Robbie Ray may have company as today’s catfish, since Peña also attempted to poison the Mariners. This, of course, comes after Julio’s wrist injury in Texas, so the outfield is looking fairly rough right now.

“But Jake! If the Mariners offense was bad, how did they score 5 runs?” I hear you screaming at me. Well, the way any team scores. The strung some hits together. In the 7th, Toro walked, and D-Mo hit a single to put two on and set Sam Haggerty up for a 2-run triple. J.P. then doubled to score him to put the game within reach.

And then in the 8th, Kyle Lewis walked, and Abraham Toro, our beloved, followed that up with his eighth home run of the year, and his first since this time last month. The last time Toro hit a home run, the Mariners immediately started a 14 game winning streak. Just saying.

After the dong, Santana walked and Dylan was beaned, to bring the tying run to the plate in Sam Haggerty. Who promptly struck out. And this is where I think we should have a discussion. Does bring the tying run to the plate count as a close game? Or does the game need to have the vibe of a close game? Because literally from the first pitch, this game didn’t feel very winnable, but simply stating the facts like this make it seem like it was. I am a little annoyed, since I planned on just making this recap photos of fish with Mariners’ heads edited on, but then they had to go and be “respectable” or whatever. It’s a shame, too. I’m sure you all wanted to see what Eugenio Suárez would look like as a bluefin tuna.

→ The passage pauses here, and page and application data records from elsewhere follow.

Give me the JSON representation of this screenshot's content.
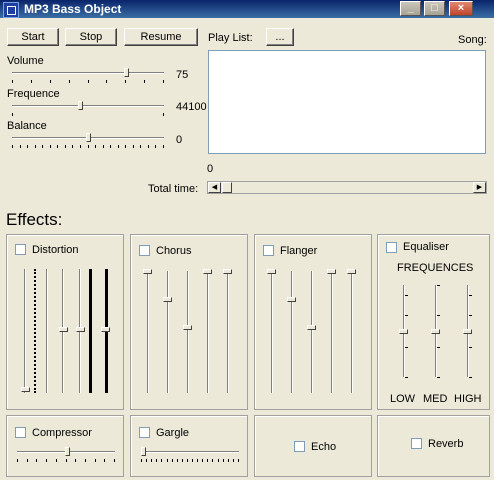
{
  "window": {
    "title": "MP3 Bass Object",
    "controls": {
      "minimize": "_",
      "maximize": "□",
      "close": "×"
    }
  },
  "transport": {
    "start_label": "Start",
    "stop_label": "Stop",
    "resume_label": "Resume"
  },
  "playlist": {
    "label": "Play List:",
    "browse_label": "...",
    "song_label": "Song:"
  },
  "sliders": {
    "volume": {
      "label": "Volume",
      "value": "75",
      "level": 0.75
    },
    "frequence": {
      "label": "Frequence",
      "value": "44100",
      "level": 0.45
    },
    "balance": {
      "label": "Balance",
      "value": "0",
      "level": 0.5
    }
  },
  "time": {
    "position": "0",
    "total_label": "Total time:"
  },
  "effects": {
    "heading": "Effects:",
    "distortion": {
      "label": "Distortion"
    },
    "chorus": {
      "label": "Chorus"
    },
    "flanger": {
      "label": "Flanger"
    },
    "equaliser": {
      "label": "Equaliser",
      "frequences_label": "FREQUENCES",
      "bands": [
        "LOW",
        "MED",
        "HIGH"
      ]
    },
    "compressor": {
      "label": "Compressor"
    },
    "gargle": {
      "label": "Gargle"
    },
    "echo": {
      "label": "Echo"
    },
    "reverb": {
      "label": "Reverb"
    }
  }
}
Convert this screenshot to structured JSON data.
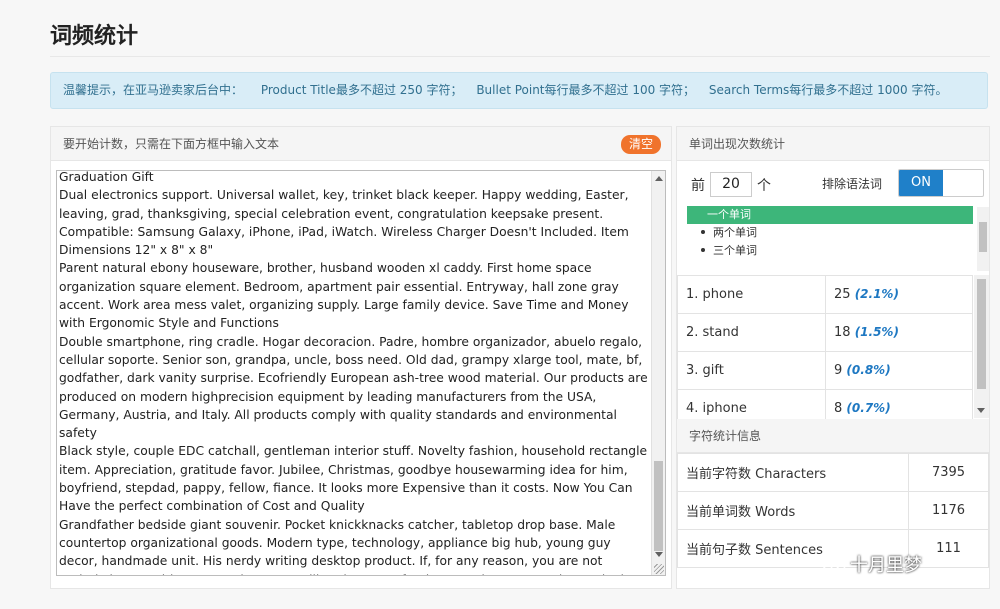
{
  "page": {
    "title": "词频统计"
  },
  "notice": {
    "lead": "温馨提示，在亚马逊卖家后台中：",
    "items": [
      "Product Title最多不超过 250 字符；",
      "Bullet Point每行最多不超过 100 字符；",
      "Search Terms每行最多不超过 1000 字符。"
    ]
  },
  "input_panel": {
    "header": "要开始计数，只需在下面方框中输入文本",
    "clear_label": "清空",
    "paragraphs": [
      "Graduation Gift",
      "Dual electronics support. Universal wallet, key, trinket black keeper. Happy wedding, Easter, leaving, grad, thanksgiving, special celebration event, congratulation keepsake present. Compatible: Samsung Galaxy, iPhone, iPad, iWatch. Wireless Charger Doesn't Included. Item Dimensions 12\" x 8\" x 8\"",
      "Parent natural ebony houseware, brother, husband wooden xl caddy. First home space organization square element. Bedroom, apartment pair essential. Entryway, hall zone gray accent. Work area mess valet, organizing supply. Large family device. Save Time and Money with Ergonomic Style and Functions",
      "Double smartphone, ring cradle. Hogar decoracion. Padre, hombre organizador, abuelo regalo, cellular soporte. Senior son, grandpa, uncle, boss need. Old dad, grampy xlarge tool, mate, bf, godfather, dark vanity surprise. Ecofriendly European ash-tree wood material. Our products are produced on modern highprecision equipment by leading manufacturers from the USA, Germany, Austria, and Italy. All products comply with quality standards and environmental safety",
      "Black style, couple EDC catchall, gentleman interior stuff. Novelty fashion, household rectangle item. Appreciation, gratitude favor. Jubilee, Christmas, goodbye housewarming idea for him, boyfriend, stepdad, pappy, fellow, fiance. It looks more Expensive than it costs. Now You Can Have the perfect combination of Cost and Quality",
      "Grandfather bedside giant souvenir. Pocket knickknacks catcher, tabletop drop base. Male countertop organizational goods. Modern type, technology, appliance big hub, young guy decor, handmade unit. His nerdy writing desktop product. If, for any reason, you are not entirely happy with your purchase, we will replace or refund your order, no questions asked. Contact us right away if you experience any problems"
    ]
  },
  "freq_panel": {
    "header": "单词出现次数统计",
    "top_prefix": "前",
    "top_n": "20",
    "top_suffix": "个",
    "exclude_label": "排除语法词",
    "toggle_label": "ON",
    "gram_options": [
      "一个单词",
      "两个单词",
      "三个单词"
    ],
    "selected_gram": "一个单词",
    "rows": [
      {
        "word": "1. phone",
        "count": "25",
        "pct": "(2.1%)"
      },
      {
        "word": "2. stand",
        "count": "18",
        "pct": "(1.5%)"
      },
      {
        "word": "3. gift",
        "count": "9",
        "pct": "(0.8%)"
      },
      {
        "word": "4. iphone",
        "count": "8",
        "pct": "(0.7%)"
      }
    ]
  },
  "char_panel": {
    "header": "字符统计信息",
    "rows": [
      {
        "label": "当前字符数 Characters",
        "value": "7395"
      },
      {
        "label": "当前单词数 Words",
        "value": "1176"
      },
      {
        "label": "当前句子数 Sentences",
        "value": "111"
      }
    ]
  },
  "watermark": {
    "text": "十月里梦"
  },
  "colors": {
    "accent": "#1f80c9",
    "clear_button": "#f0732c",
    "selected_option": "#3db67a",
    "percent": "#1e78c2"
  }
}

So the Mariners lost, but losing against Houston doesn’t hurt too much. They’re a good team, and this was always going to be a tough series. I think the positive spin for the Mariners is that these upcoming games against the Astros and Yankees are pretty much the last “good teams” they will have to play against in the regular season. Combine that with the other teams in competition with Seattle for the Wild Card losing today, and this game doesn’t really mean much. Maybe it’s ok that the M’s are eating their veggies before their dessert. Here’s hoping they reel in a couple big ones against the Rangers tomorrow, though.